The holidays are generally a time for people to reconnect with family and friends. But this year with respiratory illnesses still making the rounds and the threat of frigid winter weather, there are a lot of considerations for helping keep your family healthy and safe.
It is important to remember you can spread illnesses even when you feel healthy. While we have seen some decrease in influenza, respiratory syncytial virus, or RSV, and COVID-19 positivity rates have remained steady.
Viral respiratory symptoms include:
Headache, body aches, chills
Runny nose, congestion
Nausea, vomiting, or diarrhea
Tips for staying healthy:
Get a flu vaccine. Flu vaccine is safe and available for people 6 months and older at your doctor’s office and many places throughout your community
Wash your hands for at least 20 seconds with soap and water. Wash your hands when coming inside your house from outside, before you eat, after you use the restroom, before touching your face and anytime they are dirty. Keep hand sanitizer with you and use it when you are unable to wash your hands.
Cover your nose and mouth with a tissue when coughing or sneezing (or sneeze/cough into your elbow).
Avoid touching your eyes, nose and mouth.
Continue to wear masks in public areas.
Stay home if you have symptoms of the flu.
The holidays are all about sharing, but some things you'll want to keep to yourself: forks, spoons and drinking utensils. People can be contagious before they know they're sick, so even just a sip from someone's drink puts their germs in your body.
As the old song states many people are “dreaming of a white Christmas.” But we know colder weather and snow create some safety concerns. Below are some tips to help keep your family safe whether staying at home or traveling this holiday season.
Dress warmly in layers – Layers keep the warmth in, so use more layers the colder it is outside. The layers help keep you warm and toasty and then you can peel them off once you start to heat up. Kids are at greater risk for frostnip and frostbite than adults. The best way to avoid this is to make sure to dress warmly and not spend too much time in extreme weather.

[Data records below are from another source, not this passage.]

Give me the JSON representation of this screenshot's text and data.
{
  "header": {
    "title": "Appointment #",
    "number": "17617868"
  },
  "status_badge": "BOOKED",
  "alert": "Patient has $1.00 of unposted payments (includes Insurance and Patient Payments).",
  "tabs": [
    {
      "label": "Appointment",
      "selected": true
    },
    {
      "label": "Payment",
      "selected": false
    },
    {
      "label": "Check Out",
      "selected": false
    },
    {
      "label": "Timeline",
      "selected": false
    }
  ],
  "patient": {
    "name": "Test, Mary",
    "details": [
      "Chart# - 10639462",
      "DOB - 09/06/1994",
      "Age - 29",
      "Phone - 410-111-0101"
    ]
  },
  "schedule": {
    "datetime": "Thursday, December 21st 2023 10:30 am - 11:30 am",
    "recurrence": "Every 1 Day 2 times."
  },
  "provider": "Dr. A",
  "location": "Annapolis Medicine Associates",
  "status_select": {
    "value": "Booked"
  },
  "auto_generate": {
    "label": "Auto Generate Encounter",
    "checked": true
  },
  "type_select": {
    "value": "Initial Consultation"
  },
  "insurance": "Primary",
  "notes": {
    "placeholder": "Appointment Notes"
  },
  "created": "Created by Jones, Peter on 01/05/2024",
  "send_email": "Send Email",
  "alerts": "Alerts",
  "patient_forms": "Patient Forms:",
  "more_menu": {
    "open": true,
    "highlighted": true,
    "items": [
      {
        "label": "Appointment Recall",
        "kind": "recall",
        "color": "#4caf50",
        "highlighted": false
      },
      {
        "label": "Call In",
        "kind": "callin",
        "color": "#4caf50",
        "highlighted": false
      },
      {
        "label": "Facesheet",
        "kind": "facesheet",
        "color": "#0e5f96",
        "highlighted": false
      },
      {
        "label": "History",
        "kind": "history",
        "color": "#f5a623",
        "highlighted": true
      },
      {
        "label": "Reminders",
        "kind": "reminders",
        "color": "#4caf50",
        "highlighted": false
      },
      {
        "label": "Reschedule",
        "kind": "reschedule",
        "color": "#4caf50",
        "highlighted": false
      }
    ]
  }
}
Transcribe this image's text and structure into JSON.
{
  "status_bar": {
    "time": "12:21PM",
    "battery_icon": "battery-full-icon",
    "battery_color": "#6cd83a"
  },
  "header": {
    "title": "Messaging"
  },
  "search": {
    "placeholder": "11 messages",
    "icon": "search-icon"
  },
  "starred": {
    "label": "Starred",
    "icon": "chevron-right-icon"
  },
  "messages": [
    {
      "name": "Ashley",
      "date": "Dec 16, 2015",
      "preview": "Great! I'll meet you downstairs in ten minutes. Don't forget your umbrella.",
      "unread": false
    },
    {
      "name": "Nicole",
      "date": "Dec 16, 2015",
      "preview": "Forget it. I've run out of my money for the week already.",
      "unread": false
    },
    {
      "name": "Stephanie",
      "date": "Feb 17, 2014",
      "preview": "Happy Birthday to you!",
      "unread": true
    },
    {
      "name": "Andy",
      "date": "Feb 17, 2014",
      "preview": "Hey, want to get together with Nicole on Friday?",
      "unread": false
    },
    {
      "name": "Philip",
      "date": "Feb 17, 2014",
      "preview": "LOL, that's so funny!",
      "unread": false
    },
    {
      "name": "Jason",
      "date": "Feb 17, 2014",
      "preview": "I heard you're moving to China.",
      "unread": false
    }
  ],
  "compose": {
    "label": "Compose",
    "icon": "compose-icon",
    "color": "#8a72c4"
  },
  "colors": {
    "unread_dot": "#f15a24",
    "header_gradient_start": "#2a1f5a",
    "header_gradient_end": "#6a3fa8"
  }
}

There's no set amount of time kids should be allowed to stay out in the cold, but they should know when being cold becomes unpleasant, it's time to go inside.
Walk like a penguin – Walking over ice-covered sidewalks or driveways? Try to avoid it, but to be safe, try to walk in short, little steps in case any part of the path has spots of ice. Teach kids to walk like a penguin by pointing their toes out and take short, little steps. That way, kids can have better footing and are less likely to fall if the ground is icy. And never let children walk on ice over a body of water like lakes, pools or ponds.
Car seats and coats don’t mix – Remove the jacket in car seats. A kid who still sits in a harness needs those straps to be tight against their body, without the padding of a winter coat. So, strap them in first and then cover their upper and lower body with a blanket or backwards coat. To avoid possible suffocation, make sure the blanket or coat does not cover the child or infant's face.